PROBLEM »
Filter out every line below that lacks "title", and copy the rest.

Data records for software interfaces »

▽

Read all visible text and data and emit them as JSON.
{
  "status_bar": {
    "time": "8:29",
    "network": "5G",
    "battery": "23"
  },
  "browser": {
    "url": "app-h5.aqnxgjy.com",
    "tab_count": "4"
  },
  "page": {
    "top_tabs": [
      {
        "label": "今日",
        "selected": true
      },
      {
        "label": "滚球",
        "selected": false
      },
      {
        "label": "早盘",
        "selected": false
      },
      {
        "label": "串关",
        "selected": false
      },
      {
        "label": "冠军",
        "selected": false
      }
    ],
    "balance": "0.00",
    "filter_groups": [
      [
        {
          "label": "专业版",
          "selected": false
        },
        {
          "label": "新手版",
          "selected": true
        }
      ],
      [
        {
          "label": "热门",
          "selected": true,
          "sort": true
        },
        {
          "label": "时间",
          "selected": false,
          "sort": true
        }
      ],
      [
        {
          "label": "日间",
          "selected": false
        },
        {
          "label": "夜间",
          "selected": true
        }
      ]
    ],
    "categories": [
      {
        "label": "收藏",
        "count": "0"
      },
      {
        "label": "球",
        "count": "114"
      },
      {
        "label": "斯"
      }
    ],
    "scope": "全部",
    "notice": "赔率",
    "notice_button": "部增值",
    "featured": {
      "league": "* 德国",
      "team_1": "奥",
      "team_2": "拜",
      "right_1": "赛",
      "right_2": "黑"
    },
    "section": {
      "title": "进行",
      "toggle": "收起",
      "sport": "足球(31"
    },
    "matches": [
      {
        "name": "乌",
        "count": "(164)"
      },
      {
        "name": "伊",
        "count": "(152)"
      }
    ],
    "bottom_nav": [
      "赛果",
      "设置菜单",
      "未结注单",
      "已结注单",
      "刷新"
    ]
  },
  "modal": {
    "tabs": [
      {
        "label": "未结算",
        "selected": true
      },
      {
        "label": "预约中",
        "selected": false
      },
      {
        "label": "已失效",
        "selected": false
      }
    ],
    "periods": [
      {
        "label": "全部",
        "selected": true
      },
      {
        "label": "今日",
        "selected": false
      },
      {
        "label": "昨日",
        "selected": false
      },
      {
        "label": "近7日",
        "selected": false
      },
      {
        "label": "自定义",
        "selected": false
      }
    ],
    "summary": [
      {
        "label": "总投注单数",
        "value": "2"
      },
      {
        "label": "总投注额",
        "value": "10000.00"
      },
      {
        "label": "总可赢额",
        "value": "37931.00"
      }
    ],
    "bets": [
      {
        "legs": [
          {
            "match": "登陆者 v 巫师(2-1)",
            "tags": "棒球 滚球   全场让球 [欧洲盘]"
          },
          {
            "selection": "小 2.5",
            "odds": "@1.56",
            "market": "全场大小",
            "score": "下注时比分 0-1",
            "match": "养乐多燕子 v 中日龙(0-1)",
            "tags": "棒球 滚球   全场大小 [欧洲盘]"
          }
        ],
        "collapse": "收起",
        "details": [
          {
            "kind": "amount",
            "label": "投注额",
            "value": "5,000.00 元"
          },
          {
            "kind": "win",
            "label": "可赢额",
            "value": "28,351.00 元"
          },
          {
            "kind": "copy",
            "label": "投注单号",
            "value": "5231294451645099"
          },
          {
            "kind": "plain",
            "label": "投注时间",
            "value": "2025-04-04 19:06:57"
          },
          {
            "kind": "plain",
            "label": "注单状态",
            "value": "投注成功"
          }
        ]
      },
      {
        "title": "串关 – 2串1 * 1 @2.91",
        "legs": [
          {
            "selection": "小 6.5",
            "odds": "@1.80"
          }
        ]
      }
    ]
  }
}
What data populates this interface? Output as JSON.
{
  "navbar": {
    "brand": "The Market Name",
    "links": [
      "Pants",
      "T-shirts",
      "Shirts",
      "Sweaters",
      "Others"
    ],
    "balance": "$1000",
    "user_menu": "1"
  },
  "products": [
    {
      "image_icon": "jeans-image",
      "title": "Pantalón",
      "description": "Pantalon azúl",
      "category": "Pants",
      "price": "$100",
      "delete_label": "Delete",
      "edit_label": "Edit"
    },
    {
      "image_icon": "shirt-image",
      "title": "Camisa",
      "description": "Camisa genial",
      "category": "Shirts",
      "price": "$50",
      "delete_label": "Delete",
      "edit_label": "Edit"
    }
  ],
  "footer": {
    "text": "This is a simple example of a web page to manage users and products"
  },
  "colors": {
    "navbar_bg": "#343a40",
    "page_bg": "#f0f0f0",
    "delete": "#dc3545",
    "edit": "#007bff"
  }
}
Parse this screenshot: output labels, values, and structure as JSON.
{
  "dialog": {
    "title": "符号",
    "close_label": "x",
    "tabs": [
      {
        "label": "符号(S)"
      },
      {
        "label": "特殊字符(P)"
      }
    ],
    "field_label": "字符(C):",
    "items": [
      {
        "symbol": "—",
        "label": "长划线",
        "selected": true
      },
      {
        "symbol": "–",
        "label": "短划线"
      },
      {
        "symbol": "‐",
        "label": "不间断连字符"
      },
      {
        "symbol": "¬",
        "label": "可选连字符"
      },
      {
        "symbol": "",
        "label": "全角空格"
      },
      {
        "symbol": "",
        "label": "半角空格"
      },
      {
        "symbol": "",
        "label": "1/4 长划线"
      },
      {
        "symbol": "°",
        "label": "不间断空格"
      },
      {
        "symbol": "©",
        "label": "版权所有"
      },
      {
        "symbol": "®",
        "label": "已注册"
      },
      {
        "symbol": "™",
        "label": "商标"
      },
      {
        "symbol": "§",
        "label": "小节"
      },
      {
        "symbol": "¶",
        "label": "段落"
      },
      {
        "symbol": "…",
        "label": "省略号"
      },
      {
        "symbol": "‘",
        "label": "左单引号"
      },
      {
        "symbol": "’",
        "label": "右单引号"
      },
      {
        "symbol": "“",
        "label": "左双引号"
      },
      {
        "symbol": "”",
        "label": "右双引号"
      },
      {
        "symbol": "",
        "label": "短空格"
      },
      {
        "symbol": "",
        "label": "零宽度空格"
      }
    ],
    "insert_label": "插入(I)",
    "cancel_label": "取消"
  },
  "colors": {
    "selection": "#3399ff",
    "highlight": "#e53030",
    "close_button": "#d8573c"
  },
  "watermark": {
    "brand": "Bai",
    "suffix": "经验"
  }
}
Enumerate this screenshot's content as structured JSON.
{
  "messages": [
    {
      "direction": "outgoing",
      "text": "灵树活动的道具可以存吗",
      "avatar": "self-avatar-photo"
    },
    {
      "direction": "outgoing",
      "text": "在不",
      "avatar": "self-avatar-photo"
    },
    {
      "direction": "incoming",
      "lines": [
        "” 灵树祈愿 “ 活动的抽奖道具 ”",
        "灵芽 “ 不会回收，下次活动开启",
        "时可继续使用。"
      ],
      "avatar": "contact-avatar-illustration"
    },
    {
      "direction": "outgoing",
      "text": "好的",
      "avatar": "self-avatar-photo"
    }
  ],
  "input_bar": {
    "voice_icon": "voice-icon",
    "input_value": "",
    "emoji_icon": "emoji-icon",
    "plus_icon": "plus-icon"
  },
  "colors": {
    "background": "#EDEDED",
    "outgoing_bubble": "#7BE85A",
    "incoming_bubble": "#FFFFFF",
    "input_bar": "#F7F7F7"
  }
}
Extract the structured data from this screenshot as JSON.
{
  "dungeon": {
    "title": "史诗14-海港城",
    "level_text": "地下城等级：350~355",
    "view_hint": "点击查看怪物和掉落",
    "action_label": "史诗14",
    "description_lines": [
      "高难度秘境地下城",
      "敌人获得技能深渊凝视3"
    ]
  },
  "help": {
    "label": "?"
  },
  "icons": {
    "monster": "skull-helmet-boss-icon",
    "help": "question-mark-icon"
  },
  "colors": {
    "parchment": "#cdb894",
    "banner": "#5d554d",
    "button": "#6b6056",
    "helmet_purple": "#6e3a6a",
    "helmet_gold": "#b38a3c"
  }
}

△

OUTPUT FOR THIS TASK »
      "title": "进行",
        "title": "串关 – 2串1 * 1 @2.91",
      "title": "Pantalón",
      "title": "Camisa",
    "title": "符号",
    "title": "史诗14-海港城",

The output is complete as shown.